**Task to complete**
Read through the lines below and copy the ones holding the string "with".

(Records excerpted from a collection)
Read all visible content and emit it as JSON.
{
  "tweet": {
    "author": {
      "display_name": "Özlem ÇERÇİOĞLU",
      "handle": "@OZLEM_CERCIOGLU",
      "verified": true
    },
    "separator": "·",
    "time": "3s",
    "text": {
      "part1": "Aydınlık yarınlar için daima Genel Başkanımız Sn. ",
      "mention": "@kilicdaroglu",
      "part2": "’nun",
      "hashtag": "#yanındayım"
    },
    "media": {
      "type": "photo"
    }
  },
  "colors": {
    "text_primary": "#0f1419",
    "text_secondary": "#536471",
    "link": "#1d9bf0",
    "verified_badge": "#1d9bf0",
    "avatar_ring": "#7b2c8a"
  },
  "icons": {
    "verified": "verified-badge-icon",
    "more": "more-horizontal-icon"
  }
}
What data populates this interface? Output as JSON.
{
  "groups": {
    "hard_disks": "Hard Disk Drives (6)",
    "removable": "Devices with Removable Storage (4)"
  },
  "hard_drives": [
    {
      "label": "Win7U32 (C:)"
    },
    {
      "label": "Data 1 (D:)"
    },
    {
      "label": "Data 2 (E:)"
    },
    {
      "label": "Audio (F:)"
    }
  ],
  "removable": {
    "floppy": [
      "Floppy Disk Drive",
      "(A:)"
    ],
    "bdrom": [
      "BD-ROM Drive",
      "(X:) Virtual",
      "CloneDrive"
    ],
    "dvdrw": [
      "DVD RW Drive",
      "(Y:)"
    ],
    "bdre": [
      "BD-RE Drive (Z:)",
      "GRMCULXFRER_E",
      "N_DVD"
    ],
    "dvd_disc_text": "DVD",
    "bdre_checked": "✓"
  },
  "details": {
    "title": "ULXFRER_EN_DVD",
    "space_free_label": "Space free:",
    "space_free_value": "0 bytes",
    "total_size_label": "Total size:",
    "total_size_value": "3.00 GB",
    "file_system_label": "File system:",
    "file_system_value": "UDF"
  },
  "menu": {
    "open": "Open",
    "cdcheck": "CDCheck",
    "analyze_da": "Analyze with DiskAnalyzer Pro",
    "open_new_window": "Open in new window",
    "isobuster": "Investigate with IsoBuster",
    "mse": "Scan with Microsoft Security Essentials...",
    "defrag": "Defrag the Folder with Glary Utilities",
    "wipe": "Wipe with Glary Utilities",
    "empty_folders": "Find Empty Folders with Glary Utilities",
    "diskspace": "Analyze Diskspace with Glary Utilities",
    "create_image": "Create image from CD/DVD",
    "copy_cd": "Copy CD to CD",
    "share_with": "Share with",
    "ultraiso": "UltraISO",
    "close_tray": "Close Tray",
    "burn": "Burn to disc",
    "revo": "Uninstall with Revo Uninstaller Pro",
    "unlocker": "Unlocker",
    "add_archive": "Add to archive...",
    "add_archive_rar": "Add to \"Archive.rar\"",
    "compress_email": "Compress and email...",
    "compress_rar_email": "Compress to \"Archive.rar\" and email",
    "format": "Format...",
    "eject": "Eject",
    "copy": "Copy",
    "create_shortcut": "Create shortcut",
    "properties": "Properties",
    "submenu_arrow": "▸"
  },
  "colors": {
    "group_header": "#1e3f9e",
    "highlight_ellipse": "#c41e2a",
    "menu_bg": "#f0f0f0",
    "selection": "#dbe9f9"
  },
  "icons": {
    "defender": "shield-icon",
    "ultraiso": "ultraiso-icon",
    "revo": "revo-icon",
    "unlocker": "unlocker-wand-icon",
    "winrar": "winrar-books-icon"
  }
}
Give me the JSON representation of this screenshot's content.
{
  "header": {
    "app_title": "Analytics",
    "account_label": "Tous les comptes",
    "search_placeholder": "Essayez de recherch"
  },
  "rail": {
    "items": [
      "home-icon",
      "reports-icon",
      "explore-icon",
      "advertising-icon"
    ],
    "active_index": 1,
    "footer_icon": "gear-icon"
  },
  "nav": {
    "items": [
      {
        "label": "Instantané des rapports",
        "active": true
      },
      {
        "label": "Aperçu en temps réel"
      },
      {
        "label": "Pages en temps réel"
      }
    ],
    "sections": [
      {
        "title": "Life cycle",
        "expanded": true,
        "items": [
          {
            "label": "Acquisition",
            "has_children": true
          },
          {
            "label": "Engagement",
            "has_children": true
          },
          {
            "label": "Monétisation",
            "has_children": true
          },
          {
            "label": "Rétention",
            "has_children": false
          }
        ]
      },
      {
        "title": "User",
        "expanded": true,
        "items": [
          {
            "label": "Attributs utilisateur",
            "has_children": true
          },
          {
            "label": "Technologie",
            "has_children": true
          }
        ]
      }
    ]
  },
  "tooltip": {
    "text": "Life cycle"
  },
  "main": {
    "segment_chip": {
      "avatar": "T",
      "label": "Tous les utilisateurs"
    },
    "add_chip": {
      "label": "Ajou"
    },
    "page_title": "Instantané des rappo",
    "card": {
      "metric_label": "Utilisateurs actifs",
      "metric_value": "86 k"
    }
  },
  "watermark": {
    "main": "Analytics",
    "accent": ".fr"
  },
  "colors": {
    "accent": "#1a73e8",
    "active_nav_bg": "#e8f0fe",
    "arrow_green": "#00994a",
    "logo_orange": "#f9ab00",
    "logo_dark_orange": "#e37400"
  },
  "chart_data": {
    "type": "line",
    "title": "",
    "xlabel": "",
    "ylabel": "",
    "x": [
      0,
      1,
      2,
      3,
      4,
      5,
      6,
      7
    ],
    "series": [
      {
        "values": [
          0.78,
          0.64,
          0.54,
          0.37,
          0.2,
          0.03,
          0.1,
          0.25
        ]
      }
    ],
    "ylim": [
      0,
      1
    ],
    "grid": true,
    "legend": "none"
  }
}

**Problem solution**
    "removable": "Devices with Removable Storage (4)"
    "analyze_da": "Analyze with DiskAnalyzer Pro",
    "isobuster": "Investigate with IsoBuster",
    "mse": "Scan with Microsoft Security Essentials...",
    "defrag": "Defrag the Folder with Glary Utilities",
    "wipe": "Wipe with Glary Utilities",
    "empty_folders": "Find Empty Folders with Glary Utilities",
    "diskspace": "Analyze Diskspace with Glary Utilities",
    "share_with": "Share with",
    "revo": "Uninstall with Revo Uninstaller Pro",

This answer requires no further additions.